I was also troubled by the motives of Annabel. Unlike Lady Alice, who turns out to have a modest background, Annabel has also spent a wasted life dreaming of her father's inheritance. Annabel discovers that it is dangerous to get all that you wish for. And in sharp focus to Annabel and Ed, we hear the sad story of one of the estate tenants, a man who eschews emotion and has an antidote to his life of misery which is hard work.
I found the novel so engrossing I had to read it in two sessions.
I would highly recommend the book. It's an easy story to get into and once you're in there, you will be hooked. I am definitely looking out for another book by Paul Torday which I think is a sure sign of how much I loved it.
Meanwhile, back in England an old friend of Ed’s, Annabel lives with her father, a cantankerous curmudgeon who delights in making her life a misery. She dreams of escape, but her father drives away any potential suitors – apart from Geoff, a ‘developer’ who has taken an interest in her lately. Perhaps he is her ticket to freedom?

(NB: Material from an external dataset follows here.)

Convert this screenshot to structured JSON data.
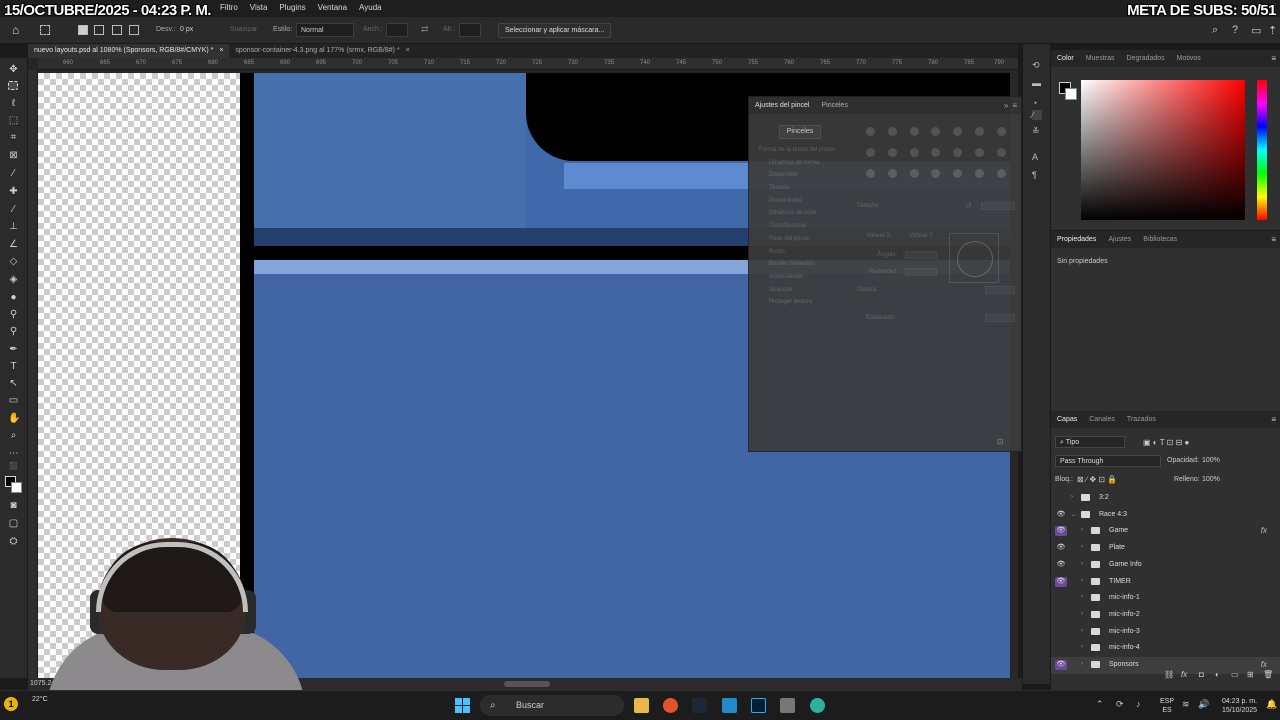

This story, although set in current day, seemed a little out of its proper context to me; it seemed more like a story that would have been more appropriate to take place in say the 1950s. The people just didn’t gel for me as current day people somehow. The life they led was out of whack with today’s world in many ways. And while the story itself has a certain pathos, a lot of the sympathy I may have felt for both Ed and Annabel in their own stories was removed from me by the fact that Ed seemed to be a bit of a wet fish, and Annabel a soppy drip. Sounds harsh, but I really just wanted to give them both a good shake and tell them to pull themselves together.

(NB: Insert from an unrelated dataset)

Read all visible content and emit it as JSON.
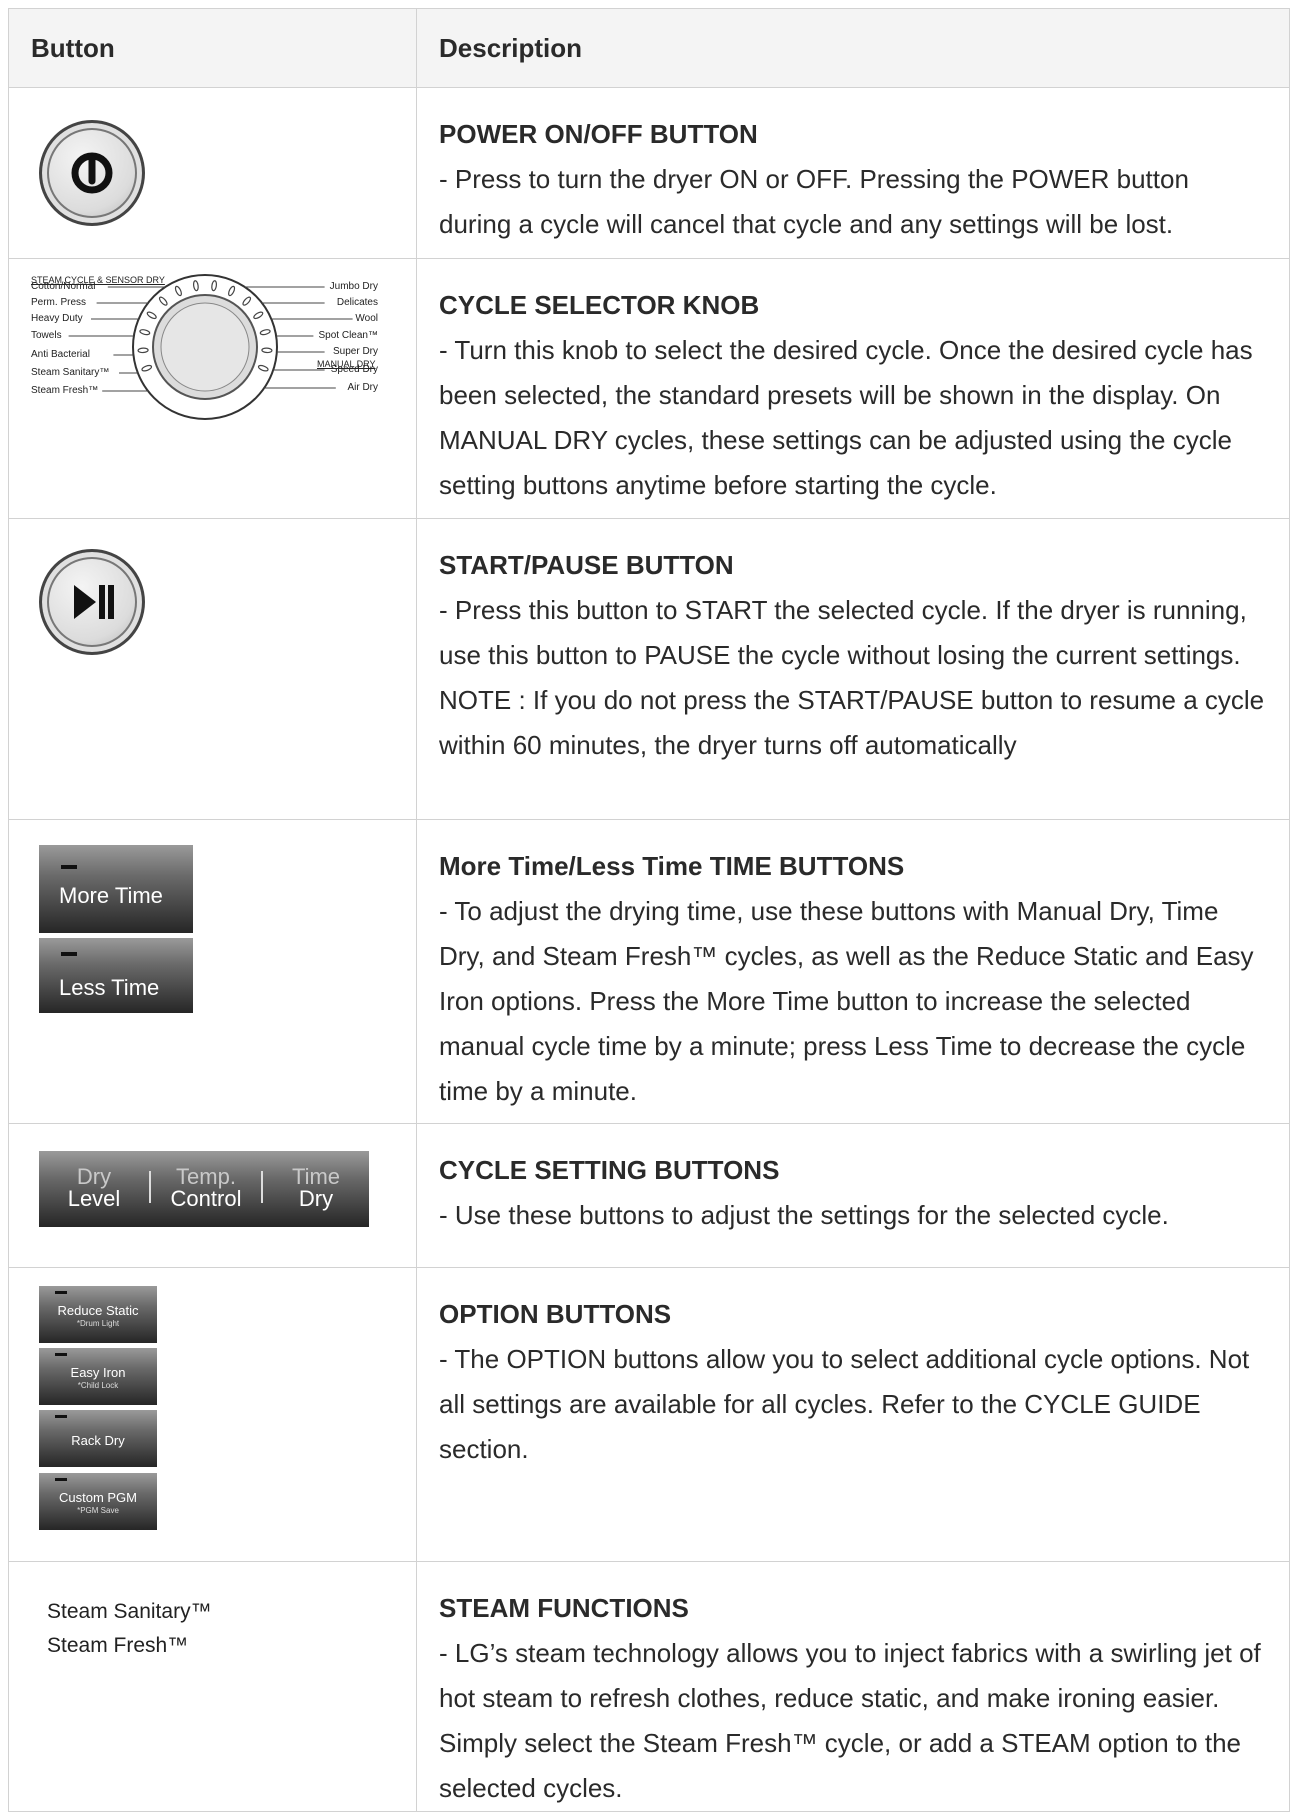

A pleasant enough read, but one that didn’t instil me with strong feelings of empathy, or of enjoying any message the narrative sought to spread.
When he returns to England, Hartlepool Hall seems much as it always has. Horace, the elderly butler, is still in place, as is the housekeeper. There are fresh flowers provided in the near empty house and a full larder, in case of guests. In fact, Ed does have a guest - an elderly visitor named Lady Alice, who Ed does not know has installed herself in his absence. At first, Ed thinks his first concern is to rid himself of this unwanted visitor, but then finds he has more pressing problems; namely that he can no longer afford to live in his family home. Old friend Annabel Gazebee, still living with her elderly father, remembers Hartlepool Hall as the place she loved best when she was young, but her brash new boyfriend, Geoff, sees it as a property development.
All Ed wants is to live the life of his forefathers. Instead he finds himself under pressure from all sides to stop himself from becoming bankrupt and homeless. This is a very moving novel as Ed discovers who he really is and what his family and the family home actually mean to him. There is also a very tragic element to this novel, as well as some laugh out loud moments which are horrible and yet hilarious. All in all, a wonderful book from the fantastic Mr Torday.Read more ›
Most Recent Customer Reviews
“His father, Simon Aylmer Francis Simmonds, the fourth Marquess of Hartlepool … had given Ed only two pieces of advice. Read morePublished 10 days ago by Cloggie Downunder
I liked this book, like all of Torday's works. Not as good as Salmon Fishing, but lovely readable text which keeps you interested all the way through.Published 13 months ago by JGB
A thoroughly good read that puts his many characters into context.Published 16 months ago by David Sanderson